Out of the Australian professional system, little was known about Exum heading into the draft. He had dominated competition in his home country, but it was unclear how he would fare against NBA competition, as there was not enough solid tape on Exum to make any definite conclusions.
Utah selected Exum with the 4th pick in the draft, after Philadelphia took injured Center Joel Embiid at 3. Exum showed flashes of star potential during his first season, but suffered a late knee injury that cost him all of his sophomore campaign. While it remains unclear what Exum will be in the pros, many in the Jazz organization believe he will rival the league’s elite point guards if he is able to stay healthy and continue to develop.
Aaron Gordon, Power Forward
Arizona standout Aaron Gordon was taken by the Magic with the 5th pick, as perhaps the most physically impressive player of the class. A freak athlete with a high ceiling, Gordon was billed as a Vince Carter type player by the Orlando media, and was drafted more on raw potential than actual abilities.

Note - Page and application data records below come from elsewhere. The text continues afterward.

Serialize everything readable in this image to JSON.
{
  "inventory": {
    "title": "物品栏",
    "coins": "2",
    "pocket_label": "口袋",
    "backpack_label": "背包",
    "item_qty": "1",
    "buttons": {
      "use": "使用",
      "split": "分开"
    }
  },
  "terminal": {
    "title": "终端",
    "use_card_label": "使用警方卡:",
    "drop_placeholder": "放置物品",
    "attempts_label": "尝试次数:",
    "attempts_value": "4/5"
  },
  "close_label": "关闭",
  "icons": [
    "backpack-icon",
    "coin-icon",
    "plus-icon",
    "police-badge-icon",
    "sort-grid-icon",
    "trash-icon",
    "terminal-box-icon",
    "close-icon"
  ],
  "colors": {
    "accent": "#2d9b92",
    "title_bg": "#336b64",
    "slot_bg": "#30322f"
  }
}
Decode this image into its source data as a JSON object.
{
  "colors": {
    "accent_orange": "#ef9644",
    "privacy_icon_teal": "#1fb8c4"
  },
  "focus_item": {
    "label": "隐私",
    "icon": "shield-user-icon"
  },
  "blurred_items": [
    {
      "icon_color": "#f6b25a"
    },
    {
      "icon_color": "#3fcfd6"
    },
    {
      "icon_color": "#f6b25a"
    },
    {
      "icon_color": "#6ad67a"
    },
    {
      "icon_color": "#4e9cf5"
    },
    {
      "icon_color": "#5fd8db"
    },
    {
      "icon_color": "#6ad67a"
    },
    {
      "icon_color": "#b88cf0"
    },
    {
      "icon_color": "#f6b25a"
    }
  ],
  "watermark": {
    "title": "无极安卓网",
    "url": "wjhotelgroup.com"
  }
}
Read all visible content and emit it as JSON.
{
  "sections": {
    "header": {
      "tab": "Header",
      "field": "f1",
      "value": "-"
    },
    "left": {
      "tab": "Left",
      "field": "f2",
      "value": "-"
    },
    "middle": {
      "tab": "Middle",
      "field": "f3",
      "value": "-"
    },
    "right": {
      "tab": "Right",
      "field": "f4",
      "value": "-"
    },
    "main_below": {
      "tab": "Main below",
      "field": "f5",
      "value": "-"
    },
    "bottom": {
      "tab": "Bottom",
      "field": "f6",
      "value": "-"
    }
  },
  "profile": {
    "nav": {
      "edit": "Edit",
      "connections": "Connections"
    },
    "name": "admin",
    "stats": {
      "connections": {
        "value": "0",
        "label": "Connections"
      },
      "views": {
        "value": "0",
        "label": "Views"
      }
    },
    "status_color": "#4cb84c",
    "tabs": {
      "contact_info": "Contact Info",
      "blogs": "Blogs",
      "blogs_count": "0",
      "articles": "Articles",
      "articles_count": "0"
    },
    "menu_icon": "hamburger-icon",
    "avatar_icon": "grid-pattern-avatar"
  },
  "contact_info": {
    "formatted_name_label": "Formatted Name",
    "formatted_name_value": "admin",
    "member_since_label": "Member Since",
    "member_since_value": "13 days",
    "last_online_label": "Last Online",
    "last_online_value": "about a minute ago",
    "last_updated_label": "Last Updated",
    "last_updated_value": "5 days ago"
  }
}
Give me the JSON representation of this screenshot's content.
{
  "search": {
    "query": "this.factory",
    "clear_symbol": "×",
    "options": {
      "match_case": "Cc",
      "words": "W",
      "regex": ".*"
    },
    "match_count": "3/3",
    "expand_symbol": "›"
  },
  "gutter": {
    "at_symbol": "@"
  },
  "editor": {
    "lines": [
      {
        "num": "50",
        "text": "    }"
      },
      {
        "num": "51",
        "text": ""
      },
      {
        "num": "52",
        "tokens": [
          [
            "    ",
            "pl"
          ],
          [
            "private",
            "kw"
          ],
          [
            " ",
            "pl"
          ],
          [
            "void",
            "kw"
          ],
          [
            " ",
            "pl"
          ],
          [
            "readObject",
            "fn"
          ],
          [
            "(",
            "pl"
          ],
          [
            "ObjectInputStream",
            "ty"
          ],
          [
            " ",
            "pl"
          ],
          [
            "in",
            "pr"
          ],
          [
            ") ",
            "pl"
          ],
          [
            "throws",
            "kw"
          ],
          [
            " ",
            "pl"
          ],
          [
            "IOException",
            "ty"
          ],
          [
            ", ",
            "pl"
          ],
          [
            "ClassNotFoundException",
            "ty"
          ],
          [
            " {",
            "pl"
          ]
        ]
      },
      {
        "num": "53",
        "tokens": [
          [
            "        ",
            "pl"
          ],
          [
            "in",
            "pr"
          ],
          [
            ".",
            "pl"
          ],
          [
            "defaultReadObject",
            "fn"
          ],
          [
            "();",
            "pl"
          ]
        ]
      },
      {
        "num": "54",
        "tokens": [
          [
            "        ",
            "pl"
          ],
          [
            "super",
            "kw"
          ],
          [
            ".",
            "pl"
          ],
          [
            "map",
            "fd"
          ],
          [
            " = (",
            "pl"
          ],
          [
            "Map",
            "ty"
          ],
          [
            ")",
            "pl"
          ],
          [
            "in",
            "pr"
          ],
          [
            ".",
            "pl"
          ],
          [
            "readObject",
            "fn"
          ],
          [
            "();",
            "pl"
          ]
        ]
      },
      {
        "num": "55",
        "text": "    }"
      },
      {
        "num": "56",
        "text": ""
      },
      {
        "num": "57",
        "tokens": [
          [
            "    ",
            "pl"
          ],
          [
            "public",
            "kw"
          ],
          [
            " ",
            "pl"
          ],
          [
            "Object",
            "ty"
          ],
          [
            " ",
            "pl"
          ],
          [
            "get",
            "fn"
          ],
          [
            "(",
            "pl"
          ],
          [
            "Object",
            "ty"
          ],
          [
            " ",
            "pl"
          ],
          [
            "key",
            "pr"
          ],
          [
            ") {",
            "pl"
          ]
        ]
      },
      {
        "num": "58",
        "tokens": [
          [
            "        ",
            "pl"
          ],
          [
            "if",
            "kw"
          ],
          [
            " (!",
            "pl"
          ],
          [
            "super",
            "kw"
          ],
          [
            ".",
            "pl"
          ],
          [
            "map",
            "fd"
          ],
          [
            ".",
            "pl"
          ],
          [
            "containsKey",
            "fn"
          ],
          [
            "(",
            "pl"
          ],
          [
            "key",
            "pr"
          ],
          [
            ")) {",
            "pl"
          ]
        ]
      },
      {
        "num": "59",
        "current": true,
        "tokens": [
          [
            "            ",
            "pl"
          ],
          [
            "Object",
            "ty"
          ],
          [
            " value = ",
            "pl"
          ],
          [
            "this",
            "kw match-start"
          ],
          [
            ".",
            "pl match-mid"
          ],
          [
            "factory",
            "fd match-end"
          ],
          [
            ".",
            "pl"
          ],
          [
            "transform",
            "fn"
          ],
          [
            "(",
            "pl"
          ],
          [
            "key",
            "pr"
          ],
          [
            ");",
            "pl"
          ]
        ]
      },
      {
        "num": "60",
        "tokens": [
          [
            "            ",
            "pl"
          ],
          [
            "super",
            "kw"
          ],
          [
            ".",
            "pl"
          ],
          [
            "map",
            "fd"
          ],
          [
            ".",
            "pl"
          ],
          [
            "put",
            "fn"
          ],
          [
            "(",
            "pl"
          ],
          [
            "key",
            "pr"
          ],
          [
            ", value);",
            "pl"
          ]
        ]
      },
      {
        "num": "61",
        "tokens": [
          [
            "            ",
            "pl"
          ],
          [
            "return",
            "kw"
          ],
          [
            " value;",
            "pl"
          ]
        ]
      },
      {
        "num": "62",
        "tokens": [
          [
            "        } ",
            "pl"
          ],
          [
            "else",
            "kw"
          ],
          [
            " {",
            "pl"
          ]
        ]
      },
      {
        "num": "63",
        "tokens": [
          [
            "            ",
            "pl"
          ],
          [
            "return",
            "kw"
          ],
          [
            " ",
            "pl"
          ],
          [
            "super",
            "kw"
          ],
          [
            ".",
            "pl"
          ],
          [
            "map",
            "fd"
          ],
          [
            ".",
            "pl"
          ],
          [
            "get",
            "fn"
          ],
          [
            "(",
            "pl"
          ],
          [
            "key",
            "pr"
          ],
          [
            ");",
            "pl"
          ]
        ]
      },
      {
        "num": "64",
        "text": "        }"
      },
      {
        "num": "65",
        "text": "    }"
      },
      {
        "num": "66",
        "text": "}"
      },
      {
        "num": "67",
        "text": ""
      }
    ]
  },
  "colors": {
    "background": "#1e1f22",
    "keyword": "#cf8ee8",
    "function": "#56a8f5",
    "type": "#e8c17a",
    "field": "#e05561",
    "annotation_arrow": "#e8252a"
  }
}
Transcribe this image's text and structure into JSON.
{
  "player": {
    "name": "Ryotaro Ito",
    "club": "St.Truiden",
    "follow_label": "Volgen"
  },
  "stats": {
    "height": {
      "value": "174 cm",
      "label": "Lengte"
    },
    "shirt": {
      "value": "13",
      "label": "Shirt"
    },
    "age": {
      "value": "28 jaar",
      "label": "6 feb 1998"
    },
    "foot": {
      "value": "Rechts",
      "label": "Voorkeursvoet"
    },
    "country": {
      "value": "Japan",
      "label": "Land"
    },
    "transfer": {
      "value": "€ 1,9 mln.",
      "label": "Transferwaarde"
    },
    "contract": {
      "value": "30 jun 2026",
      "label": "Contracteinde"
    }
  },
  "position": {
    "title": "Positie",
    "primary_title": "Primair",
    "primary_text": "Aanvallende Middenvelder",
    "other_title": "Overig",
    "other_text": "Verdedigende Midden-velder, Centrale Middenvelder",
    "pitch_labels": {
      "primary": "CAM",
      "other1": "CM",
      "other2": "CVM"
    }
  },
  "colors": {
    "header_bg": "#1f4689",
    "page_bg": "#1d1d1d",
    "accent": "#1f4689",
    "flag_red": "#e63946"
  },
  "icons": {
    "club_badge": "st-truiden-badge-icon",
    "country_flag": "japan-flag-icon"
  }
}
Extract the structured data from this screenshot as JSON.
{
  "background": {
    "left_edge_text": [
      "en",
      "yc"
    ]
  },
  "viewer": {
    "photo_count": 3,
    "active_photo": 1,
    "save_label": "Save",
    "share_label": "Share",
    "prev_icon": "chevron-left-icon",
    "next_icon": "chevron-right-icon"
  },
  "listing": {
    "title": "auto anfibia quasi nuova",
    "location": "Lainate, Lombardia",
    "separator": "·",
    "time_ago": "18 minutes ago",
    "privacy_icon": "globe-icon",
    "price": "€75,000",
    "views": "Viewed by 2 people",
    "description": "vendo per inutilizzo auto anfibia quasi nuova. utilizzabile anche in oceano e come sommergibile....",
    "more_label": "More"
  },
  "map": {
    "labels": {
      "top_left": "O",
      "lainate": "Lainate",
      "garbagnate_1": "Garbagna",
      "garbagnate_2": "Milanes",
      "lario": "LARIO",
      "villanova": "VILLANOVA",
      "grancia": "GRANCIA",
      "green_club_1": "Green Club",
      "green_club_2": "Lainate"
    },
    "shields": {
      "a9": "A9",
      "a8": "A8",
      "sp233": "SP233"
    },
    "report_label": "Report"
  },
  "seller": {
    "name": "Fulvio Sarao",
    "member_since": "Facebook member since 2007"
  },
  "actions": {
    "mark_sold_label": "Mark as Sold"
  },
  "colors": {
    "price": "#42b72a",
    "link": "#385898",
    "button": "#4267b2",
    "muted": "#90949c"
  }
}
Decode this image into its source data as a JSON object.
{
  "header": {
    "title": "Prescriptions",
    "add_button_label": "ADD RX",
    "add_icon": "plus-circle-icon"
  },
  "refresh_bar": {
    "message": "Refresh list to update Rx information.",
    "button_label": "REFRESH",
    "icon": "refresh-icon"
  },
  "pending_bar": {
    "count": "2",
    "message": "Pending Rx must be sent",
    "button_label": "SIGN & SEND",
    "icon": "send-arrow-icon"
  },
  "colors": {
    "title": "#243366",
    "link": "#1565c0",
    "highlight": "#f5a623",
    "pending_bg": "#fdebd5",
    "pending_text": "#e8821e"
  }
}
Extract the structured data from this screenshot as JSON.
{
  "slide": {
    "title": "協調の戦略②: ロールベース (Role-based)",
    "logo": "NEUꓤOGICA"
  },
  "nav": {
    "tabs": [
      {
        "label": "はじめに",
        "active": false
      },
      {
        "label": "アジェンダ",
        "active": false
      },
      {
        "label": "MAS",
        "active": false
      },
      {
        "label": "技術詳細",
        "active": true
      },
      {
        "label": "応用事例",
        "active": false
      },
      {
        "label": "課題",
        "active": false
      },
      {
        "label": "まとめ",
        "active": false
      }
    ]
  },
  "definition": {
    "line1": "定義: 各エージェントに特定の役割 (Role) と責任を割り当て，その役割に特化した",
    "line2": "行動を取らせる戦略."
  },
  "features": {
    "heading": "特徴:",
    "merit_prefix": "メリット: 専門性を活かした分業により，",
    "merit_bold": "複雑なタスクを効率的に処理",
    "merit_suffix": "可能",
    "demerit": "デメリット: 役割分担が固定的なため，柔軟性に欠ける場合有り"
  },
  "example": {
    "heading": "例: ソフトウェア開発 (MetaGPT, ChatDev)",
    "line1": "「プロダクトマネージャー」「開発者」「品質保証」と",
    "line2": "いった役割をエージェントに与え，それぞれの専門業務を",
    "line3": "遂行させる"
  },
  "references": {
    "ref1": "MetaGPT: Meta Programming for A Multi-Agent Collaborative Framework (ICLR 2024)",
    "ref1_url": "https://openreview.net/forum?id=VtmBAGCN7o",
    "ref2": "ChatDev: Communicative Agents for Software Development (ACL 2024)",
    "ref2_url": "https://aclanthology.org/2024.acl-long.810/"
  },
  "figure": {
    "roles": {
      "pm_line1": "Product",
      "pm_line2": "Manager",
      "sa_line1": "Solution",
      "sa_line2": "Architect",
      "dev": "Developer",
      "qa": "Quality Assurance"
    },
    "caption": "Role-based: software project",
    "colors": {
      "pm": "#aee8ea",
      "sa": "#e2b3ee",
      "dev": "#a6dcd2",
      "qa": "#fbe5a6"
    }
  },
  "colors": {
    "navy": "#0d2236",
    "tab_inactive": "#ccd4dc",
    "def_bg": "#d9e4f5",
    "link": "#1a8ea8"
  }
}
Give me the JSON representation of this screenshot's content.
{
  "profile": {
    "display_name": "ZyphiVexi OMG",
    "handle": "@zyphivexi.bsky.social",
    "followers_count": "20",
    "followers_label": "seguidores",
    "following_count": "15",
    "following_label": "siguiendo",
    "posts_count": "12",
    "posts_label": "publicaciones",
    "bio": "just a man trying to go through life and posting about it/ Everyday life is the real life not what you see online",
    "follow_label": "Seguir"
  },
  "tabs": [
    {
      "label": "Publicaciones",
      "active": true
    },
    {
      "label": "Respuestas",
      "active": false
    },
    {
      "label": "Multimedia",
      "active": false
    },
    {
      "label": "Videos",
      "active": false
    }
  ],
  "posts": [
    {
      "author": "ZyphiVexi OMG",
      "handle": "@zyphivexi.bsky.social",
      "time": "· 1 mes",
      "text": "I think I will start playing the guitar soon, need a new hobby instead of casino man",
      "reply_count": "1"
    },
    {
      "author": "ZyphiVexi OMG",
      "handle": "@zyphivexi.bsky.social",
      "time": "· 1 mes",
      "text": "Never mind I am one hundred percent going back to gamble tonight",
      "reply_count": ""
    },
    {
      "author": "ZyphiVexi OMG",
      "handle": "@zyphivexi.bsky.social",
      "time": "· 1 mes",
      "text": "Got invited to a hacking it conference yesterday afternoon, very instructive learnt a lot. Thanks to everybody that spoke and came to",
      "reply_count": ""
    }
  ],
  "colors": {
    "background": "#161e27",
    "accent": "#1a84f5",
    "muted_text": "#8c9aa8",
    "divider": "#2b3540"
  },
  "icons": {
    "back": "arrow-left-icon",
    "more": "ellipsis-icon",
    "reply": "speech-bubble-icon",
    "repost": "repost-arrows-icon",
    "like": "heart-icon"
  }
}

After a middling rookie season plagued by injury, Gordon has emerged as an intriguing offensive player on a Magic team filled with young talent. Gordon wowed the NBA world with a host of spectacular dunks in the 2016 NBA dunk contest, and came out of the all star break with improved statistics and a more defined role in the Magic’s rotation. While there are still some question marks about Gordon’s game, his future is beginning to look brighter.
Overall, the biggest opponent faced by most of the top 10 draft picks from the 2014 NBA draft has been the injury bug. Parker, Embiid, Exum, Gordon, Randle, and others have struggled with major injuries in their young careers, which has slowed their development and made accurate assessment difficult. However, it’s clear that this draft class has produced several players with superstar potential, and many other solid starters to help usher in the next era of NBA basketball.